Material to process =
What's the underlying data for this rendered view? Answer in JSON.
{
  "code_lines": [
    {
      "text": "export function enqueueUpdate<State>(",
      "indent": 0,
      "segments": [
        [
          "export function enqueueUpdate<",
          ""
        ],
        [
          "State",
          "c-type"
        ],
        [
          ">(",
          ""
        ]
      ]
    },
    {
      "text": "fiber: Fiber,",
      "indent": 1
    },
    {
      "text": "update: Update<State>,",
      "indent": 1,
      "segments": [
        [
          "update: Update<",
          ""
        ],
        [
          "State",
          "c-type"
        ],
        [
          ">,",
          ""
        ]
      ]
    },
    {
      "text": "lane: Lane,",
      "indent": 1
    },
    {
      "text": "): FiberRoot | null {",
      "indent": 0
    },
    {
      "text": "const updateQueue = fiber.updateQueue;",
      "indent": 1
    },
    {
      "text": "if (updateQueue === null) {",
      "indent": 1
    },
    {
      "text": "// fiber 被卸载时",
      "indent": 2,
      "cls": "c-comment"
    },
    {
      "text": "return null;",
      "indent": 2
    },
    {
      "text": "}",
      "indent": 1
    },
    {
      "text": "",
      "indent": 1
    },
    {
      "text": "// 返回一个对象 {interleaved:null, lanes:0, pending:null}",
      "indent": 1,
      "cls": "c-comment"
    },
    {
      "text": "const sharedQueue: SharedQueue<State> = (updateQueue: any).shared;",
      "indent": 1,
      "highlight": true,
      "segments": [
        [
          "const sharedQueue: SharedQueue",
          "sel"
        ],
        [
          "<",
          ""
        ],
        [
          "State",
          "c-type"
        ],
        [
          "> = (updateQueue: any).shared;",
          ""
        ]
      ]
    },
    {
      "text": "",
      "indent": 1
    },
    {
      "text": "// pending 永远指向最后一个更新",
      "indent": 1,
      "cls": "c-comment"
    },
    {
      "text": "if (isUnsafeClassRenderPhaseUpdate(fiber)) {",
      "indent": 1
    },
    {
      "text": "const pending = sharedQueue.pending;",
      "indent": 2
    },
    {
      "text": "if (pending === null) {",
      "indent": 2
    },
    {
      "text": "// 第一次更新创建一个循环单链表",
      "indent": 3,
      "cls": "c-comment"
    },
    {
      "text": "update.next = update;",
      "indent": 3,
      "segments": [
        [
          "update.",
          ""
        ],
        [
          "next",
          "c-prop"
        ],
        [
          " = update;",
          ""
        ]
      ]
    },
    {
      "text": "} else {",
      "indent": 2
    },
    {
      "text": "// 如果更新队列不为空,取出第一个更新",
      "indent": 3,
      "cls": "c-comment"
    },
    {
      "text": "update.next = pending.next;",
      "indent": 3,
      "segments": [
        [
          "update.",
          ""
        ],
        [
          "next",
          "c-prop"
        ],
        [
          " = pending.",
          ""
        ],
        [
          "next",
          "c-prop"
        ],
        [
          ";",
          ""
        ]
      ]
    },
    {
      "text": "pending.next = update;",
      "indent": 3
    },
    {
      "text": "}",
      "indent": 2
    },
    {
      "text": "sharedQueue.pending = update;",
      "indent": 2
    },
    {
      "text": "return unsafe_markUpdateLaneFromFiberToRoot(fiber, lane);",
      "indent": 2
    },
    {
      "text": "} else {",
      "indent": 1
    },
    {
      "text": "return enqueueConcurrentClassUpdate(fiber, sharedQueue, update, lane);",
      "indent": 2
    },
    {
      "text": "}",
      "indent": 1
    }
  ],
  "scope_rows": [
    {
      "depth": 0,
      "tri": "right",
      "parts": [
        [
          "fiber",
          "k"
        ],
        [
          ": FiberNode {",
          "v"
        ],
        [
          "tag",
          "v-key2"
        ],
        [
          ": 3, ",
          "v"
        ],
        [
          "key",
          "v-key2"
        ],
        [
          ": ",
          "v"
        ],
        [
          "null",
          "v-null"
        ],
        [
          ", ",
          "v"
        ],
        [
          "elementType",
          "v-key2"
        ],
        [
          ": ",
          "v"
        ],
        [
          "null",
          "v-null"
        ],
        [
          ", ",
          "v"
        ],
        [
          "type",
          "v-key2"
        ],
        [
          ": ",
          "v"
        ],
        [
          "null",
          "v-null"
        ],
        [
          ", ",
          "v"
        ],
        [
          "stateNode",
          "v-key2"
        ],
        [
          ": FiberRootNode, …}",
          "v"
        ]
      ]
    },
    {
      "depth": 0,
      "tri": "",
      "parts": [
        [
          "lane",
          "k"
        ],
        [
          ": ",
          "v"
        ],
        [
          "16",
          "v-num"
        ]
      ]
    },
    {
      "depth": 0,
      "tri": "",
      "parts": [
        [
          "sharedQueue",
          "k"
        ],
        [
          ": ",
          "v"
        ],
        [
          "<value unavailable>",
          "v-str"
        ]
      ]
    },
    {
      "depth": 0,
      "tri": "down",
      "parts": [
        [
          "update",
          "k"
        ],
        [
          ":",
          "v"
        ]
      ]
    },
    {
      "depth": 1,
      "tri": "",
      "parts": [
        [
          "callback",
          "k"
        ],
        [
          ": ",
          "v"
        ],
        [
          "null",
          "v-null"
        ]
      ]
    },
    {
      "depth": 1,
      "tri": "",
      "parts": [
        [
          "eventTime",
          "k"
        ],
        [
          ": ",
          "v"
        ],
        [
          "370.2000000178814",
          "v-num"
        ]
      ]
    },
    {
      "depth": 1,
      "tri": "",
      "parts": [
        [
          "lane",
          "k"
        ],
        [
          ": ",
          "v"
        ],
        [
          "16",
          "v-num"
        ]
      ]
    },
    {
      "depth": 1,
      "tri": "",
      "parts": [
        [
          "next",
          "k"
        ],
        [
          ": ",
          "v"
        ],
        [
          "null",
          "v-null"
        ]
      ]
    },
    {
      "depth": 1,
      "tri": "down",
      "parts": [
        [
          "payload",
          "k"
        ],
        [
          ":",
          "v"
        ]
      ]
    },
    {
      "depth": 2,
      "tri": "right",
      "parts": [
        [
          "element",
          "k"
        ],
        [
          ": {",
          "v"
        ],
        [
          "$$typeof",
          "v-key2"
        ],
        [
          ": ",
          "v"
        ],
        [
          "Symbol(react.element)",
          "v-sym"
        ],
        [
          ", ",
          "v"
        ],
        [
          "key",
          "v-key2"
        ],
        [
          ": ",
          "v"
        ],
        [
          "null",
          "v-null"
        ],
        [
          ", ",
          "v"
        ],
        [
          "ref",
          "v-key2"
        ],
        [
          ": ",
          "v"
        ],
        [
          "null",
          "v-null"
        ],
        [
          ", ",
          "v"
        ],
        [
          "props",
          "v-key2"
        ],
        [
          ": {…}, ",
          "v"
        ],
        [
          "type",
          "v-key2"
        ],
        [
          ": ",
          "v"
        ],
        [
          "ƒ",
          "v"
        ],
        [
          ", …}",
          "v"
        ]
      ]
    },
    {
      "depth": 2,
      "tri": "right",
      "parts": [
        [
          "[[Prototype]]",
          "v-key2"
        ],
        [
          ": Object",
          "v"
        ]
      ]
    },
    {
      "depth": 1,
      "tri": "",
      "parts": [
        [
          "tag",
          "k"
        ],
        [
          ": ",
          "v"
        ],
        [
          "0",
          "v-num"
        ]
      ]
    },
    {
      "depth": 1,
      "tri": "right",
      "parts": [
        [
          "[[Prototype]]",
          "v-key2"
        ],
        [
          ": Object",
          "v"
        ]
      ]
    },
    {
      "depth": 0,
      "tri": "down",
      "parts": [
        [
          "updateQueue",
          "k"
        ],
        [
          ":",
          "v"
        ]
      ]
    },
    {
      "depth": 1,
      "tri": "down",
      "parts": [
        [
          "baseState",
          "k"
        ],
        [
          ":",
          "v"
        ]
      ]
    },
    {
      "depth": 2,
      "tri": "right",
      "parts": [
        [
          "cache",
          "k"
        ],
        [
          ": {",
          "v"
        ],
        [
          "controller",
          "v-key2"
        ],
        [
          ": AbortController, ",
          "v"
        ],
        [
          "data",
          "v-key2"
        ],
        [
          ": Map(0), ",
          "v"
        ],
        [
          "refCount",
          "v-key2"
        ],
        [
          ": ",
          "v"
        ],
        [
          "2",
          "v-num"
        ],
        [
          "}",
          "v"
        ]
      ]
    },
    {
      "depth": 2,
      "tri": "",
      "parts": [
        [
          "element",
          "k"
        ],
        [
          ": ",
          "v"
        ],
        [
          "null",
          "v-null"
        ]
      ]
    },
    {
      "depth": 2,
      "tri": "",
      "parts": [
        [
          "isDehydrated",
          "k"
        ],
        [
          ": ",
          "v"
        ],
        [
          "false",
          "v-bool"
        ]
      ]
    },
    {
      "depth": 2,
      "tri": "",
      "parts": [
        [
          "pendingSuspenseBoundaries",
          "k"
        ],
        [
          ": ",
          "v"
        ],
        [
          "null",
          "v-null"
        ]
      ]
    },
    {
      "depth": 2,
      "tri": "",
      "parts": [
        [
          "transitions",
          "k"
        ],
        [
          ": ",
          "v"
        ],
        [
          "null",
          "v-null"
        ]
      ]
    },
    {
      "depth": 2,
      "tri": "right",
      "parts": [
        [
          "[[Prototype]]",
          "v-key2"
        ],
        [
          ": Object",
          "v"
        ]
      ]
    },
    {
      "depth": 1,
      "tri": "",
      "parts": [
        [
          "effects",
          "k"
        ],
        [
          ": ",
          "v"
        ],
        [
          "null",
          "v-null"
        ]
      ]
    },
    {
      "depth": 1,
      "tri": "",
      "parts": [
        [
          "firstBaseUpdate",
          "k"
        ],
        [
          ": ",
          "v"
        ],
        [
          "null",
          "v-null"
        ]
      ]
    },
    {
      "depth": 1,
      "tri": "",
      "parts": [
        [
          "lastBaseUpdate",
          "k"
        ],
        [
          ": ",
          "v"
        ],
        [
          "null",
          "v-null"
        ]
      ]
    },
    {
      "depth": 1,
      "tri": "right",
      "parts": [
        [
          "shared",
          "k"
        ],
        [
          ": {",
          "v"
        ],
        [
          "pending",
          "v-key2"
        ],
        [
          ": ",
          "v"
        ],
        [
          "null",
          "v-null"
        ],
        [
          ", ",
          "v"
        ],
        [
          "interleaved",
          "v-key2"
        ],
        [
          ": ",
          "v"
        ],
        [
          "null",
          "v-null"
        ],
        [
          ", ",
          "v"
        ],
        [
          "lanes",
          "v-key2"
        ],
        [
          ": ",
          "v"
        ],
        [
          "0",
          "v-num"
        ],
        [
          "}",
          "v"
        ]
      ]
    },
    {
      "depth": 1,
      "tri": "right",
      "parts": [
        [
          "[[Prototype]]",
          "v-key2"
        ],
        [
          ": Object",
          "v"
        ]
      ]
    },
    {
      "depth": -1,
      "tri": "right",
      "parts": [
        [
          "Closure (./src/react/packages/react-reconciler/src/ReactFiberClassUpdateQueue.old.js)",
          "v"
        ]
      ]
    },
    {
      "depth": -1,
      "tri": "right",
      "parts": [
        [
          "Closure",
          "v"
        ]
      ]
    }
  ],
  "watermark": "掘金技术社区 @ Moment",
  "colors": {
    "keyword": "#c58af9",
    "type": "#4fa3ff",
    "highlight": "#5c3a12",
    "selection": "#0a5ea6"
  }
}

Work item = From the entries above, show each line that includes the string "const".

Reply to the task =
      "text": "const updateQueue = fiber.updateQueue;",
      "text": "const sharedQueue: SharedQueue<State> = (updateQueue: any).shared;",
          "const sharedQueue: SharedQueue",
      "text": "const pending = sharedQueue.pending;",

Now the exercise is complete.